Mechanism of Action
The primary mode of action of GLUCOTROL in experimental animals appears to be the stimulation of insulin secretion from the beta cells of pancreatic islet tissue and is thus dependent on functioning beta cells in the pancreatic islets. In humans, GLUCOTROL appears to lower the blood glucose acutely by stimulating the release of insulin from the pancreas, an effect dependent upon functioning beta cells in the pancreatic islets. The mechanism by which GLUCOTROL lowers blood glucose during long-term administration has not been clearly established. In man, stimulation of insulin secretion by GLUCOTROL in response to a meal is undoubtedly of major importance. Fasting insulin levels are not elevated even on long-term GLUCOTROL administration, but the postprandial insulin response continues to be enhanced after at least 6 months of treatment. The insulinotropic response to a meal occurs within 30 minutes after an oral dose of GLUCOTROL in diabetic patients, but elevated insulin levels do not persist beyond the time of the meal challenge. Extrapancreatic effects may play a part in the mechanism of action of oral sulfonylurea hypoglycemic drugs.
Blood sugar control persists in some patients for up to 24 hours after a single dose of GLUCOTROL, even though plasma levels have declined to a small fraction of peak levels by that time (see Pharmacokinetics below).
Some patients fail to respond initially, or gradually lose their responsiveness to sulfonylurea drugs, including GLUCOTROL. Alternatively, GLUCOTROL may be effective in some patients who have not responded or have ceased to respond to other sulfonylureas.

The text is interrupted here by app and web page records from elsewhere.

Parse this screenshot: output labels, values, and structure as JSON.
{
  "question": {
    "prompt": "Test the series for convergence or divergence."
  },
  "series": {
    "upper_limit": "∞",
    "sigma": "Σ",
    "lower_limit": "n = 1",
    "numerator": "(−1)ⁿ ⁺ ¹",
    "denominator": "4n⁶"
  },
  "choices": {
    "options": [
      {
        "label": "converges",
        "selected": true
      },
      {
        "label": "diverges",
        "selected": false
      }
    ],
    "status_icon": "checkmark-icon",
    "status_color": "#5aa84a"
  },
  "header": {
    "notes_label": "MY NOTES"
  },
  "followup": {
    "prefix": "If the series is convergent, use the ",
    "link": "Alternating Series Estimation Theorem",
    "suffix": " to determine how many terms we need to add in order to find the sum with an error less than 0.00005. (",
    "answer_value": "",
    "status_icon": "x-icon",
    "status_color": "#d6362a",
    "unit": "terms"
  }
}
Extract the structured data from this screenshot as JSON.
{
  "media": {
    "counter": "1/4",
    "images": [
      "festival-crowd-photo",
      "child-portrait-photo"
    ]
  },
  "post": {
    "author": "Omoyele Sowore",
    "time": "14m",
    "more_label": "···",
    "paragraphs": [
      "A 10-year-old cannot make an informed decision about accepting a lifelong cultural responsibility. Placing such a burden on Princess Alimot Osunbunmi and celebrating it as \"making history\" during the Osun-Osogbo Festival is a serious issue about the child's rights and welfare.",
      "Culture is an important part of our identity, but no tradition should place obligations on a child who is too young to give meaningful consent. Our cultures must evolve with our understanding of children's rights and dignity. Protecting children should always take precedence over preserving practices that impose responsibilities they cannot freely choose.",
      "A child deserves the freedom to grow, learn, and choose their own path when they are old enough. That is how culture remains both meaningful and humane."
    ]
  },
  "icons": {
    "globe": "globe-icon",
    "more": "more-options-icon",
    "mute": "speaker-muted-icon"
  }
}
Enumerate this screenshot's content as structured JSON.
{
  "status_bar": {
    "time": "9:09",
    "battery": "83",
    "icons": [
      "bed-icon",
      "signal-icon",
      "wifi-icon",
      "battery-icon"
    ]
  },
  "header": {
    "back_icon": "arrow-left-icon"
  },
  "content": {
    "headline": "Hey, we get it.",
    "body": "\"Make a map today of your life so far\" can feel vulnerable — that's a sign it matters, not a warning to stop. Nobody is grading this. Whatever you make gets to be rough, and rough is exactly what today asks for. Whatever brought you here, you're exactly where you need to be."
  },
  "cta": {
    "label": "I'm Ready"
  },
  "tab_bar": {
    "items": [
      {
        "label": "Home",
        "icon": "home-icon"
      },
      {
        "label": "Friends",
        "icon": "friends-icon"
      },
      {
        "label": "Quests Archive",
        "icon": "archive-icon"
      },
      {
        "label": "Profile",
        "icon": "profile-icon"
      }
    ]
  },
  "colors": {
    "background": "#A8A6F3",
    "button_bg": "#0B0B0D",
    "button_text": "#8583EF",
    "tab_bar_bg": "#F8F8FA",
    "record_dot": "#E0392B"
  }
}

It has been shown that GLUCOTROL therapy was effective in controlling blood sugar without deleterious changes in the plasma lipoprotein profiles of patients treated for NIDDM.
In a placebo-controlled, crossover study in normal volunteers, GLUCOTROL had no antidiuretic activity and, in fact, led to a slight increase in free water clearance.
Gastrointestinal absorption of GLUCOTROL in man is uniform, rapid, and essentially complete. Peak plasma concentrations occur 1–3 hours after a single oral dose. The half-life of elimination ranges from 2–4 hours in normal subjects, whether given intravenously or orally. The metabolic and excretory patterns are similar with the two routes of administration, indicating that first-pass metabolism is not significant. GLUCOTROL does not accumulate in plasma on repeated oral administration. Total absorption and disposition of an oral dose was unaffected by food in normal volunteers, but absorption was delayed by about 40 minutes. Thus, GLUCOTROL was more effective when administered about 30 minutes before, rather than with, a test meal in diabetic patients. Protein binding was studied in serum from volunteers who received either oral or intravenous GLUCOTROL and found to be 98–99% one hour after either route of administration. The apparent volume of distribution of GLUCOTROL after intravenous administration was 11 liters, indicative of localization within the extracellular fluid compartment. In mice, no GLUCOTROL or metabolites were detectable autoradiographically in the brain or spinal cord of males or females, nor in the fetuses of pregnant females. In another study, however, very small amounts of radioactivity were detected in the fetuses of rats given labelled drug.
The metabolism of GLUCOTROL is extensive and occurs mainly in the liver. The primary metabolites are inactive hydroxylation products and polar conjugates and are excreted mainly in the urine. Less than 10% unchanged GLUCOTROL is found in the urine.